* **RECORDS SHOWN**:
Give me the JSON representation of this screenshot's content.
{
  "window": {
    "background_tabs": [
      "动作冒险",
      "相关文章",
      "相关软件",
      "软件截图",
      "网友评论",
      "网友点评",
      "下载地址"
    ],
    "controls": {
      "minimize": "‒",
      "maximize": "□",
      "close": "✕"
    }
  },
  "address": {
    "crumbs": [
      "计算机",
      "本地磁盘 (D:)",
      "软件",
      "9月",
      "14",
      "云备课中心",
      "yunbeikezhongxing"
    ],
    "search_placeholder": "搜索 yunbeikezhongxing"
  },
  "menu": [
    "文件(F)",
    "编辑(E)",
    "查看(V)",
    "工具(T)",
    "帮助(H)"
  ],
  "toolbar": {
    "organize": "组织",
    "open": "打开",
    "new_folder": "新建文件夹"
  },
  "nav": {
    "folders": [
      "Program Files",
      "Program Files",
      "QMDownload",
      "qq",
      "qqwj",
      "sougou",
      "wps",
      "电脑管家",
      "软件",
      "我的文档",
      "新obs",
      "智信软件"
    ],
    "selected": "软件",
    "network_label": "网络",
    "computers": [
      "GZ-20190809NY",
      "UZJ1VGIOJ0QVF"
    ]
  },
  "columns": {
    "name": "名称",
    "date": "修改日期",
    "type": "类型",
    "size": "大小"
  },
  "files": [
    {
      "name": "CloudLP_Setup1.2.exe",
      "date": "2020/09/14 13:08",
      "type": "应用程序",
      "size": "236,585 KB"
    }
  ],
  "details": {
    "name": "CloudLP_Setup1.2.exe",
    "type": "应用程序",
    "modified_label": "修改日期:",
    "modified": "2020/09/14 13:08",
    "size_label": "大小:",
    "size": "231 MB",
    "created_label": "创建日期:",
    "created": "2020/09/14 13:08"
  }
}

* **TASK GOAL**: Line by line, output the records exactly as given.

* **TASK RESULT**:
Give me the JSON representation of this screenshot's content.
{
  "window": {
    "background_tabs": [
      "动作冒险",
      "相关文章",
      "相关软件",
      "软件截图",
      "网友评论",
      "网友点评",
      "下载地址"
    ],
    "controls": {
      "minimize": "‒",
      "maximize": "□",
      "close": "✕"
    }
  },
  "address": {
    "crumbs": [
      "计算机",
      "本地磁盘 (D:)",
      "软件",
      "9月",
      "14",
      "云备课中心",
      "yunbeikezhongxing"
    ],
    "search_placeholder": "搜索 yunbeikezhongxing"
  },
  "menu": [
    "文件(F)",
    "编辑(E)",
    "查看(V)",
    "工具(T)",
    "帮助(H)"
  ],
  "toolbar": {
    "organize": "组织",
    "open": "打开",
    "new_folder": "新建文件夹"
  },
  "nav": {
    "folders": [
      "Program Files",
      "Program Files",
      "QMDownload",
      "qq",
      "qqwj",
      "sougou",
      "wps",
      "电脑管家",
      "软件",
      "我的文档",
      "新obs",
      "智信软件"
    ],
    "selected": "软件",
    "network_label": "网络",
    "computers": [
      "GZ-20190809NY",
      "UZJ1VGIOJ0QVF"
    ]
  },
  "columns": {
    "name": "名称",
    "date": "修改日期",
    "type": "类型",
    "size": "大小"
  },
  "files": [
    {
      "name": "CloudLP_Setup1.2.exe",
      "date": "2020/09/14 13:08",
      "type": "应用程序",
      "size": "236,585 KB"
    }
  ],
  "details": {
    "name": "CloudLP_Setup1.2.exe",
    "type": "应用程序",
    "modified_label": "修改日期:",
    "modified": "2020/09/14 13:08",
    "size_label": "大小:",
    "size": "231 MB",
    "created_label": "创建日期:",
    "created": "2020/09/14 13:08"
  }
}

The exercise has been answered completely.